She doesn't know that it's Mother's Day. She still remembers that she has children, but doesn't always remember how many. She never remembers how old we are.

She loved the yellow roses, but she doesn't recall that she got them. Even when she sees them there in their vase, they mean nothing. When I call her, she won't be able to carry on a sensible conversation, but I'll call anyway. It doesn't mean anything to her, so I'll call for me. And I'll hang up feeling worse, but I'll call anyway.

There are thousands upon thousands of people like me in the country: people whose mother is still living, but who no longer have the mother they once had.

Who was the mother I once had?

She was complicated. She was strong willed, stubborn, creative and intelligent. She kept her feelings closely guarded and didn't generally allow people to get too close. She had her sister and her mother, all of them having gone through the war together, and so she never felt the need for any friends. She was both thrifty and extravagant. She was both selfish and generous. She was honest, and yet she was manipulative. In other words, she was just like all people: full of contradictions.

Mom taught me how to cook, sew, can and bake.
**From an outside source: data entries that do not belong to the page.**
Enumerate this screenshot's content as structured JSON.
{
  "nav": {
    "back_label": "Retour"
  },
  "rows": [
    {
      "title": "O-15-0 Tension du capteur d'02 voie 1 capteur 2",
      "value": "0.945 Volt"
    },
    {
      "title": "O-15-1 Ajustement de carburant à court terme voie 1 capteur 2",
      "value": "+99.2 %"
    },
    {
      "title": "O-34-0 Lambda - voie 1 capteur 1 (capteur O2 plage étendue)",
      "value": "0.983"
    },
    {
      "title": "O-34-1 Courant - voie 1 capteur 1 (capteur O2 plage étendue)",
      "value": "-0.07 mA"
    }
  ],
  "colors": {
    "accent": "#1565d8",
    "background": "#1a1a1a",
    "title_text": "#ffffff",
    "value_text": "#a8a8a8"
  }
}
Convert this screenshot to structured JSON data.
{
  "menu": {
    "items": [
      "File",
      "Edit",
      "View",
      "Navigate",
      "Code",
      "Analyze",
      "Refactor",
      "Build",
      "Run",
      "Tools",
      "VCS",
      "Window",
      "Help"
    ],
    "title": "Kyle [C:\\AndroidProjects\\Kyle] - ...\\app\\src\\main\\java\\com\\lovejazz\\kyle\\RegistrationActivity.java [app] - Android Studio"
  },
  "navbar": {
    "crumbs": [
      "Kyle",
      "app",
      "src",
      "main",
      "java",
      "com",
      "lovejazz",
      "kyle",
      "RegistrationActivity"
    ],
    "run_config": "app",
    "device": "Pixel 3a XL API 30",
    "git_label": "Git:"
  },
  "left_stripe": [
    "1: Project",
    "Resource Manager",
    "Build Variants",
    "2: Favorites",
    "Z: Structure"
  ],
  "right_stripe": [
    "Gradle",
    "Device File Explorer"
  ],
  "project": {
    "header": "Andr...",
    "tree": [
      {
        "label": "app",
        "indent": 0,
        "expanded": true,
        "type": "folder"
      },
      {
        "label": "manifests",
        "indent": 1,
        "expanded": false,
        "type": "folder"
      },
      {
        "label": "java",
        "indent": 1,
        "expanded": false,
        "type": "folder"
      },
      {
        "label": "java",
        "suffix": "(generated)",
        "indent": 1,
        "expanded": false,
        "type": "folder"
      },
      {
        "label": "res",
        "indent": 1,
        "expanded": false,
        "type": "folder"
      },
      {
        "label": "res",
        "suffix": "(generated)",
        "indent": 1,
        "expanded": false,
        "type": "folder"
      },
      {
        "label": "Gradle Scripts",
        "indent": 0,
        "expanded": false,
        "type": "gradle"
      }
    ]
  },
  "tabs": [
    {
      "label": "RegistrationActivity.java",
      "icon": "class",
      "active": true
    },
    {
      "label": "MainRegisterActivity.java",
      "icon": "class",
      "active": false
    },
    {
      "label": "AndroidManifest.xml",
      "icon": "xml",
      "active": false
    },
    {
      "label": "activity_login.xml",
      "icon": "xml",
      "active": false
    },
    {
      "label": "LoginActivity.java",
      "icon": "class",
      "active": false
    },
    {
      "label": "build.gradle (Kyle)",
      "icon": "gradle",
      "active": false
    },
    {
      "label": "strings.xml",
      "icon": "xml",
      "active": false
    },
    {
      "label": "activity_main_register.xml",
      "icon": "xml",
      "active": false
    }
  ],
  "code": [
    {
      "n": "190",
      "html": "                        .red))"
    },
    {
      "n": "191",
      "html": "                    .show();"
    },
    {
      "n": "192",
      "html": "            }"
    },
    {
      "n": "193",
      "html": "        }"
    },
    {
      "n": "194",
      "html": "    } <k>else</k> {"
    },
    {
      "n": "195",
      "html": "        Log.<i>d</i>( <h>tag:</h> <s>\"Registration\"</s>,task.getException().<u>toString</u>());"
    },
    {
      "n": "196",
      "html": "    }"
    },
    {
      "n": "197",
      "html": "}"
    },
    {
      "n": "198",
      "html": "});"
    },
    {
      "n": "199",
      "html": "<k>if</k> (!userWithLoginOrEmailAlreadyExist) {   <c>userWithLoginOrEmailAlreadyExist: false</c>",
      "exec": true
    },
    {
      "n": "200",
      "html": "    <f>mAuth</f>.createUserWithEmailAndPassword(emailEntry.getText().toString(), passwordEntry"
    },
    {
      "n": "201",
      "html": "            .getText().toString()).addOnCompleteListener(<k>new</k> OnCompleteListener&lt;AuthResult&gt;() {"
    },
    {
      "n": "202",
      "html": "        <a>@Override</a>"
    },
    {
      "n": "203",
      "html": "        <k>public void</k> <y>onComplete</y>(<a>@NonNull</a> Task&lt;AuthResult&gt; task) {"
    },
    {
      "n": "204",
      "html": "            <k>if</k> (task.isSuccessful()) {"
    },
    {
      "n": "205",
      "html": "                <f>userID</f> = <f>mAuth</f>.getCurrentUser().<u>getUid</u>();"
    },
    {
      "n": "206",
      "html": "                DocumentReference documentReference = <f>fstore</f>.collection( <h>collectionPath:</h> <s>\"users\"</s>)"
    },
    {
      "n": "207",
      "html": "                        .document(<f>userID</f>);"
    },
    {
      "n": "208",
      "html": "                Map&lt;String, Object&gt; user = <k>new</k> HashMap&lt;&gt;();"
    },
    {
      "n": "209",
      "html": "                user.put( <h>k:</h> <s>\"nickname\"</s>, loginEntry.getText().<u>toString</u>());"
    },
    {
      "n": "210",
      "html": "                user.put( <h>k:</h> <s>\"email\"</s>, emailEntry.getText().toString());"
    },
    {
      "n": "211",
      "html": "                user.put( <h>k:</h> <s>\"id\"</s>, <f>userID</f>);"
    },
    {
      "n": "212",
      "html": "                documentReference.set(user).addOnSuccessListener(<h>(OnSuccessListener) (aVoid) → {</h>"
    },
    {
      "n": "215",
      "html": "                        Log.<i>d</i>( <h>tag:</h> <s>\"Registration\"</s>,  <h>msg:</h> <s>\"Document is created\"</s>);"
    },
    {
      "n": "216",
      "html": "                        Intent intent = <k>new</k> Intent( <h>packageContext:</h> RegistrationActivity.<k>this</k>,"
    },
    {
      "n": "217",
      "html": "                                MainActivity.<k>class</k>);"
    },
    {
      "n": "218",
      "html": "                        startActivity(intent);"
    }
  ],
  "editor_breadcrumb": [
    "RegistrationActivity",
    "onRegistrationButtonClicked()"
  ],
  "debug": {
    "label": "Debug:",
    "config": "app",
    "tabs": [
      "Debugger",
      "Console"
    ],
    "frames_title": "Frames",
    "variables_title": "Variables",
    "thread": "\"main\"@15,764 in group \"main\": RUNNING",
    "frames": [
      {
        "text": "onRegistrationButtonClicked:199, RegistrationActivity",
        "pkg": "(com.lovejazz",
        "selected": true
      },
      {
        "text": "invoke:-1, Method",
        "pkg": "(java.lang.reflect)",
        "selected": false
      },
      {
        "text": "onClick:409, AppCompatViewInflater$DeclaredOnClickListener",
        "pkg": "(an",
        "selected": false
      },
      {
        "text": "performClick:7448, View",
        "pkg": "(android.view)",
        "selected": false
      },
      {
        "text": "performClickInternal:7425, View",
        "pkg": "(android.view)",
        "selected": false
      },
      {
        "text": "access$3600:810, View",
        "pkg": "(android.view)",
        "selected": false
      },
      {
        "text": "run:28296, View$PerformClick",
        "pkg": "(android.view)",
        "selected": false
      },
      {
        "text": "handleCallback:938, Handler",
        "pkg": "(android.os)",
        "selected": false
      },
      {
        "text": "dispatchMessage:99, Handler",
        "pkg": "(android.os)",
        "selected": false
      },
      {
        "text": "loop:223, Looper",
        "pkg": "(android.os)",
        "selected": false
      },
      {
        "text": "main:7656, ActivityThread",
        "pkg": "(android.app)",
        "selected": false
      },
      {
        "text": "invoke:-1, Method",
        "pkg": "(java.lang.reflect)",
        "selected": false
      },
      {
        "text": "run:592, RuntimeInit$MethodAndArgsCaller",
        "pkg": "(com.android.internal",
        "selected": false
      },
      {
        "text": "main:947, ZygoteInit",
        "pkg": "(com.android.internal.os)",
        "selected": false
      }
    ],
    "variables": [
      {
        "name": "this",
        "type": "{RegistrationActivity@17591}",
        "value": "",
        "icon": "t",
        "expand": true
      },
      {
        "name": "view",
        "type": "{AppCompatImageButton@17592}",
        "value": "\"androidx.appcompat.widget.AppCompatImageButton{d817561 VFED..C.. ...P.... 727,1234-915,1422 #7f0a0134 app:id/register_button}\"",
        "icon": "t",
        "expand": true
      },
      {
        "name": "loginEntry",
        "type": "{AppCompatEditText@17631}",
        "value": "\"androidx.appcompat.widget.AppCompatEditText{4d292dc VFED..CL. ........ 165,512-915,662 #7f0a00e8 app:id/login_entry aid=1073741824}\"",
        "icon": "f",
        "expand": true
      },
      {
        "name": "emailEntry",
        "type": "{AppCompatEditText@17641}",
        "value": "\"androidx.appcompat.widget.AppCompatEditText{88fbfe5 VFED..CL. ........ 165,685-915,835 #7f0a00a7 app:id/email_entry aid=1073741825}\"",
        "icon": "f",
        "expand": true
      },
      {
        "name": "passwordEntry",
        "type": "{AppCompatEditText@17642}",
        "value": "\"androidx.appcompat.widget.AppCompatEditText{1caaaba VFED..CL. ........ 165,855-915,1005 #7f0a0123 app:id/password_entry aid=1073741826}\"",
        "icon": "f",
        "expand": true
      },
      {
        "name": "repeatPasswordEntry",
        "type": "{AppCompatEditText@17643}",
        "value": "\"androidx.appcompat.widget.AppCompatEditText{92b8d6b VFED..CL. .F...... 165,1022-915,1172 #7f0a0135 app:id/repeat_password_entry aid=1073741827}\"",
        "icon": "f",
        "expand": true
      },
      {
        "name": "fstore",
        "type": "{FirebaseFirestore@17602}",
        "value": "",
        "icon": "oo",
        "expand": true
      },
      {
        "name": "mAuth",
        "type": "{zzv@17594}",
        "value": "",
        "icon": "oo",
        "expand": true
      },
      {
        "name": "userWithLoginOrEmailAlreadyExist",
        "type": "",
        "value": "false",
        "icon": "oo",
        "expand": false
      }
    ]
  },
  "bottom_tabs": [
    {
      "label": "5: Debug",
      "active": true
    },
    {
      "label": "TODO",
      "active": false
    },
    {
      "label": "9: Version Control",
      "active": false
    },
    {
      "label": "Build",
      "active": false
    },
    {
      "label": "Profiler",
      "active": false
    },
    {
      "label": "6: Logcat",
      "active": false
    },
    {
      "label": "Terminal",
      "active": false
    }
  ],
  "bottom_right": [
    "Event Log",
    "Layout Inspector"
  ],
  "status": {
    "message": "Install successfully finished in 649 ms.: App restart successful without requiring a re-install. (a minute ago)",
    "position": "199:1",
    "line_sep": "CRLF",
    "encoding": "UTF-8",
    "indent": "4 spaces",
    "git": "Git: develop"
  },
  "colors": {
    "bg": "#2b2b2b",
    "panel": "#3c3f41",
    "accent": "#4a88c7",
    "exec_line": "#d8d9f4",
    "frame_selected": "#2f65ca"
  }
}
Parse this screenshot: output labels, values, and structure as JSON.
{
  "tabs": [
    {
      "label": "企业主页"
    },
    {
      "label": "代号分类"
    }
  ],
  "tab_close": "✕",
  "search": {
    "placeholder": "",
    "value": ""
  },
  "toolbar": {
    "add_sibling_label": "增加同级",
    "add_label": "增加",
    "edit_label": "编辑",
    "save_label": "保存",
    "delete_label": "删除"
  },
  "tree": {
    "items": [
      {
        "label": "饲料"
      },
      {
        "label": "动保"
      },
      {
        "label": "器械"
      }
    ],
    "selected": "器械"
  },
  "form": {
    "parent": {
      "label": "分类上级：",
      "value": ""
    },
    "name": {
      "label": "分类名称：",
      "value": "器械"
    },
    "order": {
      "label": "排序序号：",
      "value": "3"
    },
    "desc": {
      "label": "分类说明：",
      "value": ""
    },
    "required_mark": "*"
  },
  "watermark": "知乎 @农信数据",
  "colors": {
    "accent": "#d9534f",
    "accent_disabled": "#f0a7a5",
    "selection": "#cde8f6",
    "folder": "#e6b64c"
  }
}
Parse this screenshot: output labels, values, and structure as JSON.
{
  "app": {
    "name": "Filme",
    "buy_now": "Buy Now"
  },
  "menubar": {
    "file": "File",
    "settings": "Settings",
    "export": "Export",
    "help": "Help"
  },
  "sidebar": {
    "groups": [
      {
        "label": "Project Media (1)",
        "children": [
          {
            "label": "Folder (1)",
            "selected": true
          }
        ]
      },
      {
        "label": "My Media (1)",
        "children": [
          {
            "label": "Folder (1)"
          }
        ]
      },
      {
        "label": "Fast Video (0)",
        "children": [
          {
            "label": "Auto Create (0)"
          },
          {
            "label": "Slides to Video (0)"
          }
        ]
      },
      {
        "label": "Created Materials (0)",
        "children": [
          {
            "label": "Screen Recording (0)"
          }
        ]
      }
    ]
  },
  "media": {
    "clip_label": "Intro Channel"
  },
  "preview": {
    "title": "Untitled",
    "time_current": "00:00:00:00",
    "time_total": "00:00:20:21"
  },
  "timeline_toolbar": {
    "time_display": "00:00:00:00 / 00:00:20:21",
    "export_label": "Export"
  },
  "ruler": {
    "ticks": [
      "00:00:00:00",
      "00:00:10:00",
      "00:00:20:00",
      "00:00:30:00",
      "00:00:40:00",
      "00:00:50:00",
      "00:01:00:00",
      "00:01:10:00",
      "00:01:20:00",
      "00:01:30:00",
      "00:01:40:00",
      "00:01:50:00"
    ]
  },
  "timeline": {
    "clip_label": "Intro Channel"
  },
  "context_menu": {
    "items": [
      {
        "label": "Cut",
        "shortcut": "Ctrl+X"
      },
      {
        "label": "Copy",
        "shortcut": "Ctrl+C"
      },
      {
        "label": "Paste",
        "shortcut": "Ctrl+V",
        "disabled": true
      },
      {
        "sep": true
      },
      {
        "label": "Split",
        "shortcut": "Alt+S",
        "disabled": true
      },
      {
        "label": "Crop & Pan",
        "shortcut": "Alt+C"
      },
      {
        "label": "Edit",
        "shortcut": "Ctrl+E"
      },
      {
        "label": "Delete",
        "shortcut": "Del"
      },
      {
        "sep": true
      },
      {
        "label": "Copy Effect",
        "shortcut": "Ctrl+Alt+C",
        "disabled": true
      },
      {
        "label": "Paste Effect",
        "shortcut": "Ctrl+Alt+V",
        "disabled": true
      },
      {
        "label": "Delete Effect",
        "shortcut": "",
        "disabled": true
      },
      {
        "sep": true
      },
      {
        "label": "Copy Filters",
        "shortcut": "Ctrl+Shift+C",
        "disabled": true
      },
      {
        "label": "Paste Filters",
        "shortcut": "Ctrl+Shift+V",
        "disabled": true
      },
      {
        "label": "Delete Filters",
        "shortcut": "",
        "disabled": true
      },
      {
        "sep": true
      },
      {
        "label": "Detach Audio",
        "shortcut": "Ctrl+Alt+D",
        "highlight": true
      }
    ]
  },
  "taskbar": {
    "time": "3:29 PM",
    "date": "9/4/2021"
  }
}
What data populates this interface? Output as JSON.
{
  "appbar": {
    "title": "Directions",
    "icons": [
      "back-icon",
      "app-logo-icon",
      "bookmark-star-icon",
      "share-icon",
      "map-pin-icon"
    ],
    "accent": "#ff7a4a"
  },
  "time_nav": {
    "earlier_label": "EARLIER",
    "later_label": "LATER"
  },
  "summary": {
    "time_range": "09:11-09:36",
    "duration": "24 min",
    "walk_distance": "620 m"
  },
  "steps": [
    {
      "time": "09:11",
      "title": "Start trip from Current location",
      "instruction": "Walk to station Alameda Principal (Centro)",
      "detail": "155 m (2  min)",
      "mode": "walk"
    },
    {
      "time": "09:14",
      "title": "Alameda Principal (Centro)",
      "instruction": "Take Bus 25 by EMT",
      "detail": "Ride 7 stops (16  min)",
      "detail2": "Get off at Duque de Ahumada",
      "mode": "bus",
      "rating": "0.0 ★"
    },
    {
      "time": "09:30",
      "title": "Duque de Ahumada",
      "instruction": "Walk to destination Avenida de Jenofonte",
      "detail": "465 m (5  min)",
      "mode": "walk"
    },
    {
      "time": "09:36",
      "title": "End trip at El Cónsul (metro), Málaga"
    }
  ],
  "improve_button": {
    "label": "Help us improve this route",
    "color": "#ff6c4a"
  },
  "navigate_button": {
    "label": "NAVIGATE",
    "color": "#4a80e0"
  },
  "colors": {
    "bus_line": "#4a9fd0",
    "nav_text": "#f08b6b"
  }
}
She taught her children to not be wasteful, to try new foods with an open mind and be grateful for all that we had. And yet, she is one of the pickiest eaters I've ever met. We were allowed to walk in after school and tell Mom we were hungry, but say "I'm starving" and you'd get a lecture about what real starving was.

She left religion up to Dad. She also left breakfast up to Dad. She could pull off a Thanksgiving dinner for 40 people and no one brought anything, but she made the worst cookies. She was the tenderest nurse if one of us were sick, but I can not recall my Mom ever telling me "good job" or "I'm proud of you". Mom taught me how to look for the intent behind the actions, rather than having to hear the words. She taught me to do things for my own sense of accomplishment, rather than for the praise of others.

She was a formidable woman, who kept a sense of balance in her life that was worthy of a high-wire act. She was the strong one, the wise one, the one who wasn't nervous or full of anxiety. She was the best cook, the best seamstress, funny, witty, wise and bratty, too. She was an indoor girl of the first order. Going for a walk or tending a garden held no interest for her at all. But she loved to dance. She still loves to dance, come to think of it.

She insisted on excellent table manners, but she would sometimes tell a dirty joke. She never wore makeup but dressed to the nines for a dinner date. She had amazing legs (still does for an 87 year old woman) and exquisite nails, and hated the cowlicks in her hair.

In these late years, she focuses a lot on saying that she was a good mother. She has also said that her children think she was not a good mother. Is that dementia talking, or does she question her own parenting so much that it even affects her dementia? None of her children, to my knowledge, has ever said she was not a good mother. She was a good mother! She was not like any of my friends' mothers, that's for sure. Even with all the many years of hindsight, I still don't know if Mom intended to teach the lessons we learned, or if she was working out her own demons. She was complicated. She was profoundly affected by the traumas of her life, but buried those things and got her balance back. Somehow.

My Mom.

What I See--Alita

Oh, Alita! What can I say? We've known eachother for so many years! Alita and I became acquainted first because our husbands worked to...